The Cost of Procrastination
While waiting for the “right” time to invest might seem like a prudent approach, it can lead to missed opportunities. Markets are unpredictable, and waiting for the perfect moment might result in you being left behind.
The Power of Starting Early
Starting your investment journey early gives your capital more time to grow and allows you to take advantage of the power of compound interest. Your portfolio can expand significantly over time even if you only invest a little bit every month.
Investing based on emotions rather than concrete analysis and strategy is a common pitfall.
The Dangers of Emotional Investing
Fear and greed are two strong emotions that might make you act irrationally in the stock market. Fear might lead you to cash out your investments too soon during a market collapse, while greed can induce you to invest more money in a rising market without properly weighing the benefits and drawbacks.
Keeping Emotions in Check
Stick to your investing plan and keep a long-term perspective to keep your emotions out of your financial decisions. It’s also advisable to seek the advice of a financial advisor, who can provide objective guidance during volatile market periods.
Lack of Diversification
Failing to diversify your investment portfolio is equivalent to putting all your eggs in one basket.
The Value of Diversification
Spreading your money around means putting your money into different things, like different industries or even different countries. This strategy helps to reduce risk by ensuring that your portfolio isn’t overly reliant on the performance of a single investment.

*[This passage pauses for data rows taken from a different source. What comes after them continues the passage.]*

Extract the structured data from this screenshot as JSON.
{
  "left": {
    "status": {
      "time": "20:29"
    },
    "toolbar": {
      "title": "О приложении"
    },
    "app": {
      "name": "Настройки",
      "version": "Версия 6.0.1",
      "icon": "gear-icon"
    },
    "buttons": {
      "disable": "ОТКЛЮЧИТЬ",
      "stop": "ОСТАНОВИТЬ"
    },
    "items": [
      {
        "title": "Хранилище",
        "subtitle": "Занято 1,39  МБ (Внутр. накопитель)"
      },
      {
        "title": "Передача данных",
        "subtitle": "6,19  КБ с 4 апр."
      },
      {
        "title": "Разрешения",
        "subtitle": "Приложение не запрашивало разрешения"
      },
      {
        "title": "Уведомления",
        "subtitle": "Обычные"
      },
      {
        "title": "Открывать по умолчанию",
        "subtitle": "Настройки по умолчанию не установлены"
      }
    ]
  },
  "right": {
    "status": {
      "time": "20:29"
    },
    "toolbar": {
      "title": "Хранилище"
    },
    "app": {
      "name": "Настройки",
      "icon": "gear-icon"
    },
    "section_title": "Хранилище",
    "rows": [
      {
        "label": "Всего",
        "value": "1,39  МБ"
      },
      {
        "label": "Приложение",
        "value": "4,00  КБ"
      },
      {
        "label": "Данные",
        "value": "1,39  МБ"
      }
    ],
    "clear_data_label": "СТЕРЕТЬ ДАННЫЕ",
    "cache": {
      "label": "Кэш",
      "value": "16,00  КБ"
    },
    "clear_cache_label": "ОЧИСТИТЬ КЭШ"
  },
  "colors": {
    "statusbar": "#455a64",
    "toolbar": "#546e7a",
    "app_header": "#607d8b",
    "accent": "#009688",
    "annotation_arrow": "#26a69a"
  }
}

Spread your investment risk by purchasing stocks, bonds, and real estate in addition to other asset classes. Think about diversifying your investments by industry and geography. This manner, the positive performance of the rest of your portfolio can help mitigate the negative performance of any single investment.
Ignoring Tax Implications
Many investors often overlook the tax implications of their investment decisions.
The Impact of Taxes on Investments
Investment gains may be severely reduced by taxation. Dividends, interest, and rent received from investments are all examples of investment income that may be subject to federal taxation. The selling of an investment yields taxable capital gains.
To minimize the tax impact on your investments, consider tax-efficient investment strategies. For instance, consider investing in tax-advantaged accounts like IRAs or 401(k)s. Also, because long-term capital gains tax rates are usually lower than short-term rates, you should consider holding onto investments for longer.
As you embark on your investment journey, avoiding these common pitfalls can help you steer clear of losses and stay on track towards achieving your financial goals. Remember, successful investing requires discipline, patience, and a well-thought-out strategy.
What is the first step to successful investing?
Investing begins with a well-thought-out plan that details your long-term objectives, acceptable level of risk, investment philosophy, and asset allocation.
Should I base my investment decisions on financial news?
While staying informed is important, over-reliance on financial news can lead to impulsive and often misguided investment decisions. Instead, use multiple sources of information to make informed decisions.
How often should I rebalance my portfolio?
There’s no one-size-fits-all answer to this question as it depends on market conditions and changes in your financial situation. However, it’s generally advisable to review your portfolio at least annually and rebalance as needed.
How can I prevent emotions from influencing my investment decisions?
Don’t stray from your investment strategy and always think long-term. You should also think about consulting an impartial financial counsellor.
What is tax-efficient investing?
Tax-efficient investing involves using strategies to minimize the tax impact on your investment returns. This could include investing in tax-advantaged accounts or holding onto investments longer to qualify for lower long-term capital gains tax rates.